A bursa is a fluid filled sac which is present in various locations around the body. It acts as a cushion between tendons and bones. Bursitis is an inflammation of a bursa and is associated with pain, swelling and tenderness in the affected area.
Bursitis usually results from an injury or from repetitive activities, although can result from more systemic conditions such as inflammatory arthropathy.
People usually find particular movements cause pain and a ‘catching’ feeling. Such movements are typically reaching overhead to get something out of a cupboard, or reaching behind such as retrieving an item from a rear car seat. Other people report less consistent causes of their pain, as well as stiffness.
Initially, painkillers and physiotherapy can be sufficient to improve symptoms. Physiotherapy is particularly important to address abnormal posture of the shoulder and to open up the subacromial space, as well as enhancing the control of the muscles around the shoulder, allowing the shoulder to work effectively.
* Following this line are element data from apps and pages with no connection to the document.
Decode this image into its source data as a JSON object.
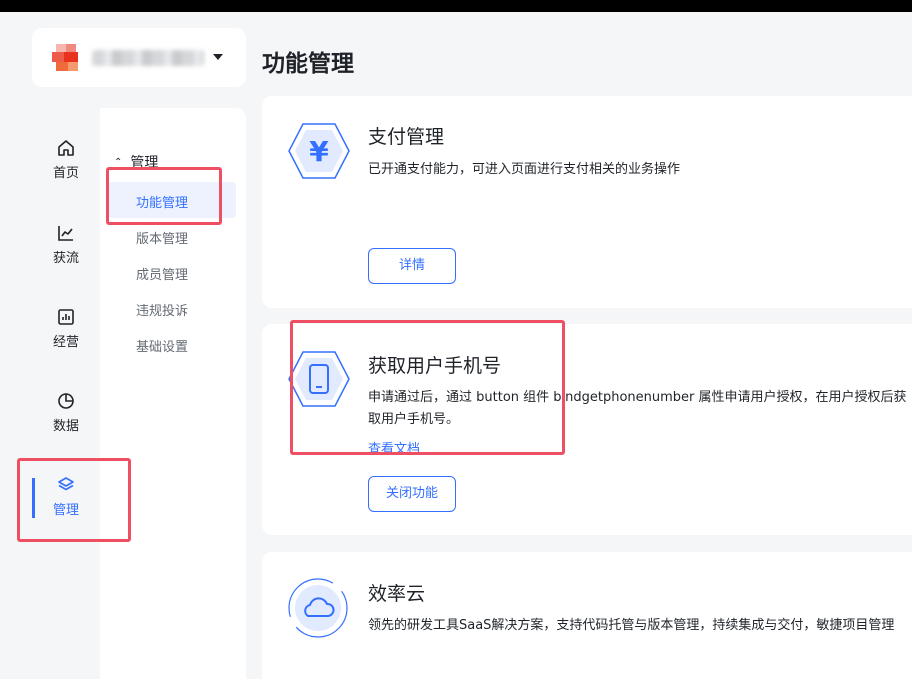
{
  "page": {
    "title": "功能管理"
  },
  "app_switcher": {
    "logo": "pixelated-app-logo",
    "name": ""
  },
  "nav_rail": {
    "items": [
      {
        "icon": "home-icon",
        "label": "首页"
      },
      {
        "icon": "line-chart-icon",
        "label": "获流"
      },
      {
        "icon": "bar-chart-icon",
        "label": "经营"
      },
      {
        "icon": "pie-chart-icon",
        "label": "数据"
      },
      {
        "icon": "layers-icon",
        "label": "管理",
        "active": true
      }
    ]
  },
  "sub_nav": {
    "group_label": "管理",
    "items": [
      {
        "label": "功能管理",
        "active": true
      },
      {
        "label": "版本管理"
      },
      {
        "label": "成员管理"
      },
      {
        "label": "违规投诉"
      },
      {
        "label": "基础设置"
      }
    ]
  },
  "cards": [
    {
      "icon": "yuan-icon",
      "title": "支付管理",
      "desc": "已开通支付能力，可进入页面进行支付相关的业务操作",
      "button": "详情"
    },
    {
      "icon": "phone-icon",
      "title": "获取用户手机号",
      "desc": "申请通过后，通过 button 组件 bindgetphonenumber 属性申请用户授权，在用户授权后获取用户手机号。",
      "link": "查看文档",
      "button": "关闭功能"
    },
    {
      "icon": "cloud-icon",
      "title": "效率云",
      "desc": "领先的研发工具SaaS解决方案，支持代码托管与版本管理，持续集成与交付，敏捷项目管理"
    }
  ],
  "colors": {
    "accent": "#3370ff",
    "highlight": "#ef4f62",
    "background": "#f5f6f7"
  }
}
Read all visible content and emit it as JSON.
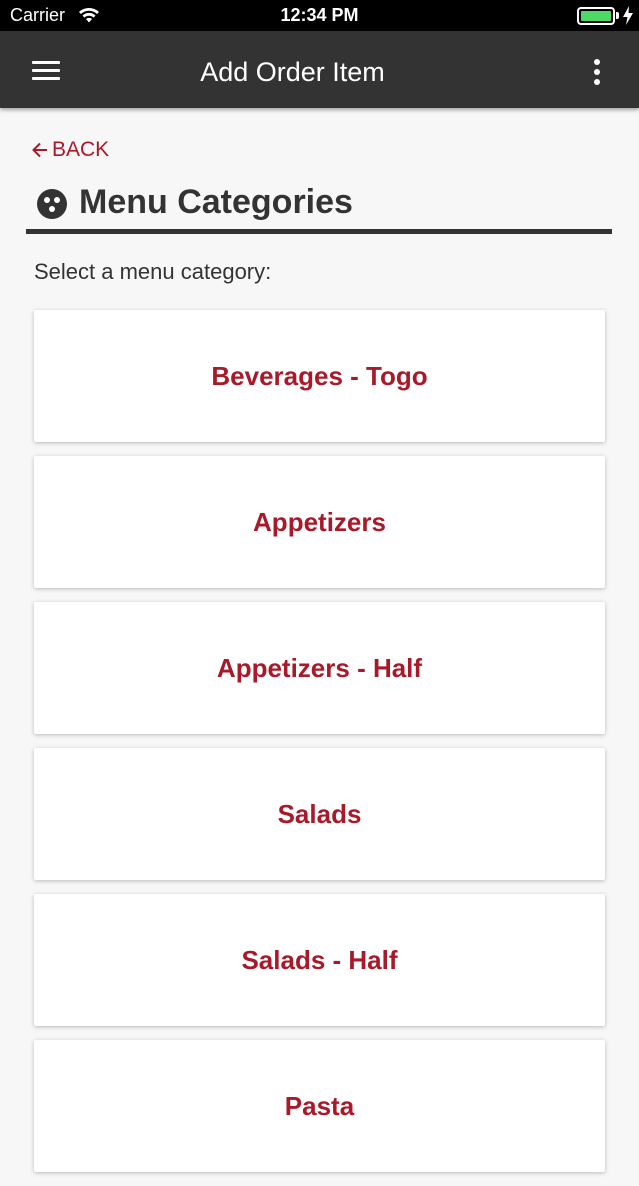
{
  "status_bar": {
    "carrier": "Carrier",
    "time": "12:34 PM",
    "battery_level": 1.0,
    "battery_color": "#4cd964"
  },
  "app_bar": {
    "title": "Add Order Item",
    "menu_icon": "hamburger-icon",
    "more_icon": "more-vertical-icon",
    "background": "#333333"
  },
  "back": {
    "label": "BACK",
    "icon": "arrow-left-icon"
  },
  "section": {
    "heading": "Menu Categories",
    "icon": "bowling-ball-icon"
  },
  "instruction": "Select a menu category:",
  "accent_color": "#a81a2a",
  "categories": [
    {
      "label": "Beverages - Togo"
    },
    {
      "label": "Appetizers"
    },
    {
      "label": "Appetizers - Half"
    },
    {
      "label": "Salads"
    },
    {
      "label": "Salads - Half"
    },
    {
      "label": "Pasta"
    }
  ]
}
You may go on to have a steroid injection into the subacromial space of your shoulder. This can work well with physiotherapy, as well as providing diagnostic information to confirm the location of the problem.
In cases resistant to non-surgical treatment, keyhole surgery may be required. The aim of surgery is to remove any inflamed bursa, and to increase the space available for the rotator cuff tendons to run, by removing some of the bone from the underside of the acromion. This keyhole (arthroscopic) surgery is usually performed as a daycase (home the same day) procedure.
After surgery the physiotherapy team will work with you to optimise your core stability, stabilise the shoulder and the shoulder blade and ensure they are working effectively. You will have a sling for comfort for a week or so but this can be discarded as soon as you feel able. Light two-handed activities can start after 2 weeks but you should avoid those provocative activities which previously caused pain such as reaching out abruptly or repetitive overhead activities. Moderate lifting can start at 4 – 6 weeks.
While the majority of people get better with physiotherapy and injections, those still with pain usually do well following surgery.